THE PROPERTY and PROJECT
The art deco design and interior architecture of the Fox Oakland is distinguished by Indian and Hinduartistic motifs, making the building one of the few remaining structures of its kind from that era. Its rehabilitation includes the renovation of the existing theatre space and two commercial wings, with new construction above the latter. Other new additions include state-of-the-art sound and lighting systems, new heating and air conditioning, mechanical and electrical systems, and bathrooms, as well as cable and Internet access. A substantial investment was also made in a seismic retrofitting of the historic structure.
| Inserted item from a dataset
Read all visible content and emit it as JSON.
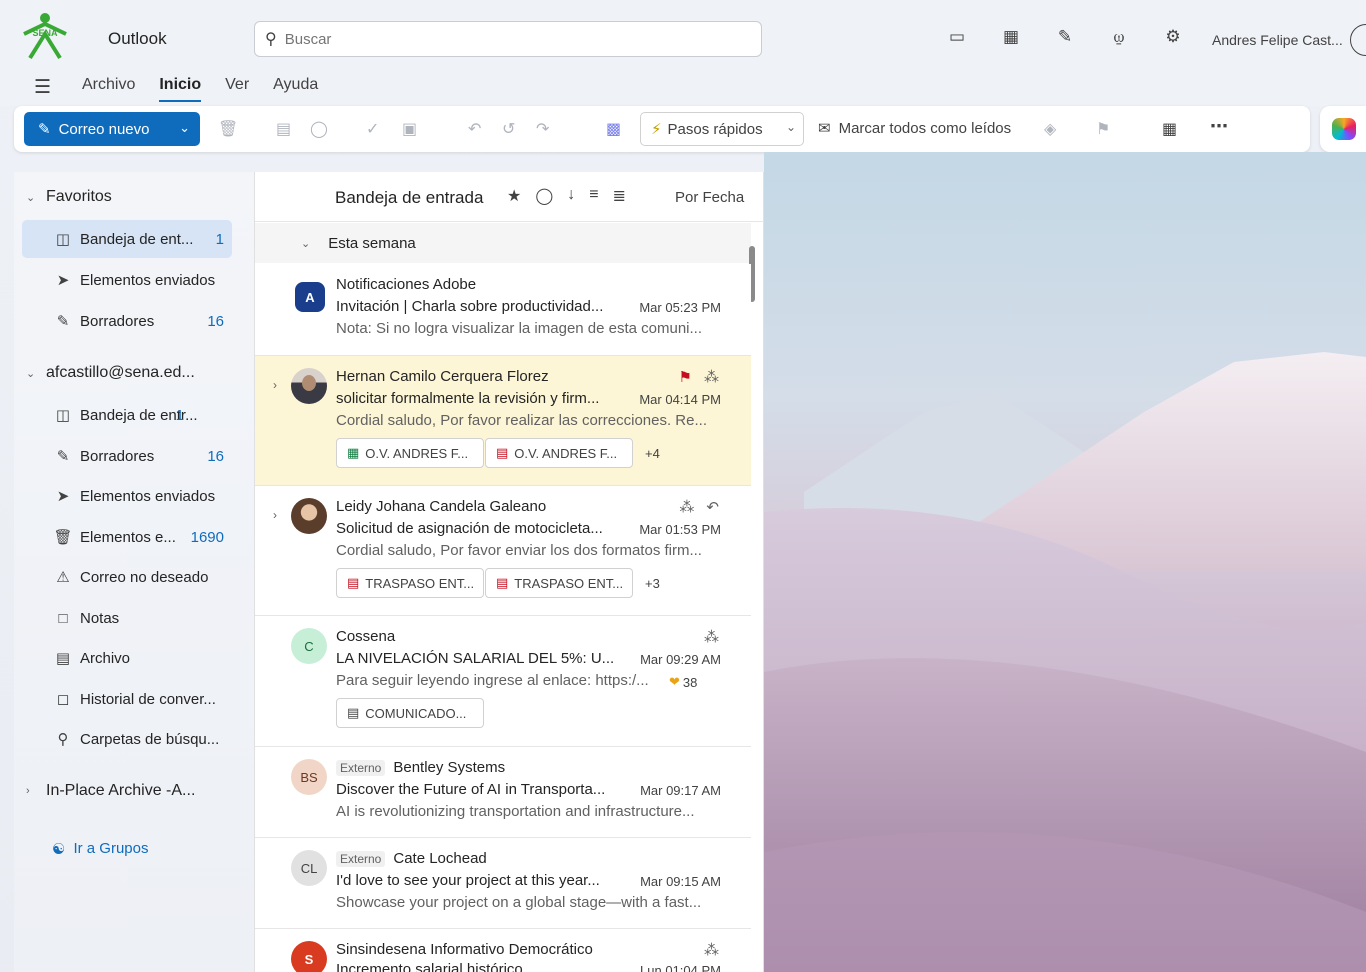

The complex now consists of a 3,800-seat performing arts theater; administrative, studio and classroom space for the Oakland School for the Arts, and a ground floor restaurant. The school, opened in 2002 as a public charter school, now has 340 students in sixth through twelfth grades who study vocal or instrumental music, theater, dance or visual arts. The high school is Oakland's highest scoring academically. Two-thirds of the students are Oakland residents, and about the same percentage is African American. The vision for the new school includes permanent classrooms, rehearsal spaces and use of the restored theater for special student performances. This will enable the school to vacate the tents and trailers it is currently occupying and expand its enrollment to 500 students. The school director envisions the space as serving as an arts center, with a youth symphony and an arts organization for underserved youth likely taking up residence. The Director also hopes a citywide youth jazz band, gospel choir and theater program will operate out of the Fox.
NATIONAL TRUST INVOLVEMENT
NTCIC partnered with its investor, Bank of America, to bring $11.4 million in historic rehabilitation and New Markets Tax Credit equity to the project. This infusion fulfilled a gap in financing that still existed despite the Oakland Redevelopment Agency's contribution of all possible resources. In 2003, the project received a $5,000 grant from the Cynthia Woods Mitchell Fund for Historic Interiors to assist with developing treatments for interior detail, and in 2006, it received a $75,000 grant from the Partners in Preservation program between the National Trust and American Express. That support made it possible to restore the original Art Deco ticket booth.
This project returns a beloved historic theater to a productive use and anchors the economic revitalization of Oakland's Uptown District. The project is expected to generate 600 permanent jobs in a one- to two-block radius of the theatre.
BY THE NUMBERS
Classroom, administrative and studio space for a high school and a 3,800-seat performing arts center
Total Development Cost:
$70 million (MM)
140,000 gross square feet
California Capital Group
Tax Credit Investor
Jim Heilbronner, Architectural Dimensions,
Kurt Schindler, ELS Architecture and Urban Design,
Key Project Financing:
$11.4 MM – NTCIF III federal/state historic and New Markets Tax Credit equity investment
$31 MM – Oakland Redevelopment Agency and Bank of America NMTC ($8.7 MM) equity investment
$18 MM—Managing member equity contribution (from corporate, foundation, governmental grants)
$6.5 MM –Bank of
Construction – 394
Permanent – 1,372
For more information contact:
Corinne Ingrassia, Director of Marketing, NTCIC
Phone: 202.588.6278. Email: firstname.lastname@example.org